A single number is the answer: the count of lines in the listing below that contain "screenshot".

* * * *

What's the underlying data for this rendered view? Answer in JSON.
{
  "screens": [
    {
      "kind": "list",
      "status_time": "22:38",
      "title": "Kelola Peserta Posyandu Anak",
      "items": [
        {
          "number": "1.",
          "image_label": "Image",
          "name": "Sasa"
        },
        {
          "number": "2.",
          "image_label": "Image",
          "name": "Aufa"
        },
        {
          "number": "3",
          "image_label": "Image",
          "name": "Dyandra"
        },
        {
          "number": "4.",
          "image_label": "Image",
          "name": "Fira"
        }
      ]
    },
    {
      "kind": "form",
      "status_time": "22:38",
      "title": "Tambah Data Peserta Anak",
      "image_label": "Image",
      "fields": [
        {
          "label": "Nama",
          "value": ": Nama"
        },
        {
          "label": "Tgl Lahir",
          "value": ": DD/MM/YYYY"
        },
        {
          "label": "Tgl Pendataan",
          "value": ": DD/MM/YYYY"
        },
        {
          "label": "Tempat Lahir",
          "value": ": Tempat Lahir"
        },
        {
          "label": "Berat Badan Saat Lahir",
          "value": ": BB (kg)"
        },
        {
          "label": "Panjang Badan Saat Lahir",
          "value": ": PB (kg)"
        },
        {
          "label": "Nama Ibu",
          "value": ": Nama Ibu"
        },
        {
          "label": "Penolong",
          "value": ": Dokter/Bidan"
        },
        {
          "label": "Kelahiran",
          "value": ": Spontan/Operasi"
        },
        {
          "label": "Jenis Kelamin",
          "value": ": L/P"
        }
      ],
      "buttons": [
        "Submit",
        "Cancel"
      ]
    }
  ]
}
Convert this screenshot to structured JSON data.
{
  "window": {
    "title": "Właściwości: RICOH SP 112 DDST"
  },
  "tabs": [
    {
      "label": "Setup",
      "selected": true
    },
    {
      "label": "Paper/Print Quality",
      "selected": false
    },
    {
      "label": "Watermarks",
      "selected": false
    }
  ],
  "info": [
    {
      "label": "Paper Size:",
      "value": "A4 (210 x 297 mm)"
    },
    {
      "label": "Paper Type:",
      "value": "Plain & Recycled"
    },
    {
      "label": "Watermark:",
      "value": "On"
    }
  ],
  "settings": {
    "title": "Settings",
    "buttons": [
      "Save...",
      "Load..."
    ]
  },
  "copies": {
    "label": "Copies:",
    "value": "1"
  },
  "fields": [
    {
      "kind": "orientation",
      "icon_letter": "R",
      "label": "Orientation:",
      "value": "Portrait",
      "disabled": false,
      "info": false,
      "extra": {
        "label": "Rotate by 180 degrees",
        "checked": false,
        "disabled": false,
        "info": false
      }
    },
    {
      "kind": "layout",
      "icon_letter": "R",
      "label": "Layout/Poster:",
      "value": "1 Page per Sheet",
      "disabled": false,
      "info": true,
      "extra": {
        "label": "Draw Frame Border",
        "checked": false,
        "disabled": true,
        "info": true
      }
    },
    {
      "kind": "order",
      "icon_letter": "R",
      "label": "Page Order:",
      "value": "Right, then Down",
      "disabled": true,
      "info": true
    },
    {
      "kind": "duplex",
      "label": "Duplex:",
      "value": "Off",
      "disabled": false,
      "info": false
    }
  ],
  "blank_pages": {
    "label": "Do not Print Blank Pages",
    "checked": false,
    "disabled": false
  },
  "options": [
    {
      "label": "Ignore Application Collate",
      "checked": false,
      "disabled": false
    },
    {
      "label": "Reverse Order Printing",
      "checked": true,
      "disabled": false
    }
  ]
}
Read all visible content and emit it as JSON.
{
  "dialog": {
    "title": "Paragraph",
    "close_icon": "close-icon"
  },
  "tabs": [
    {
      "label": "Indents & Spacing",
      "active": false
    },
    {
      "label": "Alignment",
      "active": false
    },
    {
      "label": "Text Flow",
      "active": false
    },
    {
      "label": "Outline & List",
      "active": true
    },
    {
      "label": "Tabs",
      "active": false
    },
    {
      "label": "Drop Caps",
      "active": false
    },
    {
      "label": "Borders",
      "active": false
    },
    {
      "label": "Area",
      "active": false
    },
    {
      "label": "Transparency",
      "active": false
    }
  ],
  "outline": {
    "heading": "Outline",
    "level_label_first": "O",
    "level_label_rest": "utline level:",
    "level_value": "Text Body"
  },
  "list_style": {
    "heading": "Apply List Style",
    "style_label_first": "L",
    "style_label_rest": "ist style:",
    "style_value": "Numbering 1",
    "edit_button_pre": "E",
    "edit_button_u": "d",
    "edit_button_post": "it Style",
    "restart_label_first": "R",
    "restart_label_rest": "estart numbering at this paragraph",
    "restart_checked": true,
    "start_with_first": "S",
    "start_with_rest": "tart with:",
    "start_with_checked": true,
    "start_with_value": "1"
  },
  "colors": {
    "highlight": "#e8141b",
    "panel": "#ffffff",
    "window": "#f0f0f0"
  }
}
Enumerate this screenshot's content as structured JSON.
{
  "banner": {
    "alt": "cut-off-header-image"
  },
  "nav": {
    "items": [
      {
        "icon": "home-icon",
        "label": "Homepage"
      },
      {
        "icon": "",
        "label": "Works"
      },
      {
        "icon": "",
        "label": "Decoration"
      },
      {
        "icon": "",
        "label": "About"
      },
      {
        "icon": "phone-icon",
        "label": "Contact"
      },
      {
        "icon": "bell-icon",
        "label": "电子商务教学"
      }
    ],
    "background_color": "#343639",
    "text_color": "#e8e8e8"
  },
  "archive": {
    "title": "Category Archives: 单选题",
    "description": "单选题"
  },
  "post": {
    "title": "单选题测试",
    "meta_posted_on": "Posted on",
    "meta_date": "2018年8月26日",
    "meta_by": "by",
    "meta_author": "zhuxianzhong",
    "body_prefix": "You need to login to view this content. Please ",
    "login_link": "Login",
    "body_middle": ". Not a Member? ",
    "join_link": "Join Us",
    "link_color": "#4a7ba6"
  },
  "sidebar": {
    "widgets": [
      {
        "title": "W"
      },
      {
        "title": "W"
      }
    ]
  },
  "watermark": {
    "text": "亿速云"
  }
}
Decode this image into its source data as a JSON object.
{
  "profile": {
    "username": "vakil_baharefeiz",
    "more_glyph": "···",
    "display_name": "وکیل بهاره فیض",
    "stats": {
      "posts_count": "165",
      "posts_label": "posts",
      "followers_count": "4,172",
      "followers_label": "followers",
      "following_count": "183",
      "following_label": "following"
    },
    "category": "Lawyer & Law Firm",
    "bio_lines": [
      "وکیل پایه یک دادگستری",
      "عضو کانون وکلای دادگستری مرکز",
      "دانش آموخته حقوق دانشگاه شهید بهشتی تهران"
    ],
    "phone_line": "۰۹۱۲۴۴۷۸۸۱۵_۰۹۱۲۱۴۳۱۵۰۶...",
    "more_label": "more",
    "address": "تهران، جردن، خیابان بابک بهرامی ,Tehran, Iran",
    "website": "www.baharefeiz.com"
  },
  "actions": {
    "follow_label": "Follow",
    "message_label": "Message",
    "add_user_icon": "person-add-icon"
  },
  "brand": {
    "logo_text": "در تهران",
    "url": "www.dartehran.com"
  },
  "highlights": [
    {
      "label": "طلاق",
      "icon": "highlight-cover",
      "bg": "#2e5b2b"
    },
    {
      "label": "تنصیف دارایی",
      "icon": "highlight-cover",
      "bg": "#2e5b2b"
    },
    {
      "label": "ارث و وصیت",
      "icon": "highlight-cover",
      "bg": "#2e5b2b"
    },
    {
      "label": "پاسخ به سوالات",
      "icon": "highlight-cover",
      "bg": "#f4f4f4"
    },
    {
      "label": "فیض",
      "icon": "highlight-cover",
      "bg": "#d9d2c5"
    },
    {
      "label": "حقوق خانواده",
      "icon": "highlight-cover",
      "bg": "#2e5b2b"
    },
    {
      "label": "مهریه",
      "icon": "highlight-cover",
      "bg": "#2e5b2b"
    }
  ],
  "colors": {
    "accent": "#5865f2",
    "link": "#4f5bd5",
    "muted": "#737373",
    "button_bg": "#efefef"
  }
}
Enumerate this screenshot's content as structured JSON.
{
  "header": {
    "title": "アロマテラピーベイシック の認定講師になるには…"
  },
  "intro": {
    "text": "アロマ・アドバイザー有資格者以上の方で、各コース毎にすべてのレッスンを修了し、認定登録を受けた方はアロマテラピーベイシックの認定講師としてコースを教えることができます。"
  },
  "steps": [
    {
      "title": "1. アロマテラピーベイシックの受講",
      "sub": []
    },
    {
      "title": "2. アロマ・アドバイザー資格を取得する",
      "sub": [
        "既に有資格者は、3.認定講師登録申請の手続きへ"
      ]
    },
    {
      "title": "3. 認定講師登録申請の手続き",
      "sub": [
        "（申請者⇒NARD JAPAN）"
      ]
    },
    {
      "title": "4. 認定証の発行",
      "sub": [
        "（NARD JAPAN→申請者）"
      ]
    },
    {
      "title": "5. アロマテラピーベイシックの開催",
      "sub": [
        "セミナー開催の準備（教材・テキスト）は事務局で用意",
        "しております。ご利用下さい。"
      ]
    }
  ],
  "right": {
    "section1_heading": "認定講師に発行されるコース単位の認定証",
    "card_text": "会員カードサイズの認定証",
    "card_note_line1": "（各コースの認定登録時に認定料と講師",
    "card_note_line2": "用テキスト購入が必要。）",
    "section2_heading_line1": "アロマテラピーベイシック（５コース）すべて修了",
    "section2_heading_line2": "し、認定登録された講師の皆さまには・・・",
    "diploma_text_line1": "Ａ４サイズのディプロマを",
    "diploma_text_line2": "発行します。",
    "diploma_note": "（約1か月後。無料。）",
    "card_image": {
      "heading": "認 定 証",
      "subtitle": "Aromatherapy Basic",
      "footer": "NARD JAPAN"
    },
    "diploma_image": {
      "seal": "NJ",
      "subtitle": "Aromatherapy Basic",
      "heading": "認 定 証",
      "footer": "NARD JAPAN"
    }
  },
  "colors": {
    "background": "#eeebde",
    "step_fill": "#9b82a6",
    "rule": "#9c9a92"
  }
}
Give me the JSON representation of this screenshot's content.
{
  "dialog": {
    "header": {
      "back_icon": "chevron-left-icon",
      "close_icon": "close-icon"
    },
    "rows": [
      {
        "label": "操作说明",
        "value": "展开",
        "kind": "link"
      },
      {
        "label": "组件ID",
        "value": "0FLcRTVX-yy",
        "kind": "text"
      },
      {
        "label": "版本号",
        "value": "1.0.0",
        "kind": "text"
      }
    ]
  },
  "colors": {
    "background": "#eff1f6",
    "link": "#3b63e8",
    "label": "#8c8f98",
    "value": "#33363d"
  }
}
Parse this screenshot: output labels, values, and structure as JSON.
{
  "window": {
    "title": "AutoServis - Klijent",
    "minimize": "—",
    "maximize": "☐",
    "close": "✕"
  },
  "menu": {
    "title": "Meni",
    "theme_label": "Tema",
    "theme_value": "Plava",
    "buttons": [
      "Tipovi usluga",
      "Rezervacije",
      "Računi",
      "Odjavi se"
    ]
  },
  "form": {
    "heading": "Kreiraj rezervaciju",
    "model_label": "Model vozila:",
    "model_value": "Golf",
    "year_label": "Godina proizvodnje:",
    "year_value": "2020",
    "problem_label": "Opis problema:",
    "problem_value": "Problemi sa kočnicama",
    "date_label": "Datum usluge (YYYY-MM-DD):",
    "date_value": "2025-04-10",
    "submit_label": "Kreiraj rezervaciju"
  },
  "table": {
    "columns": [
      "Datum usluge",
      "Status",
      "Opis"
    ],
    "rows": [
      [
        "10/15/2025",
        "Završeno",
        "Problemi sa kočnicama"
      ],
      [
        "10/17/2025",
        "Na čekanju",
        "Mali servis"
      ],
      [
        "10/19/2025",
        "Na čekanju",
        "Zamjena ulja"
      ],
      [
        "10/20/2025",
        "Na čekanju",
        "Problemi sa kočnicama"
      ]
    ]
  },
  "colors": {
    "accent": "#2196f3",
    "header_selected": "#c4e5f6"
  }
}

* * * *

Task solution
5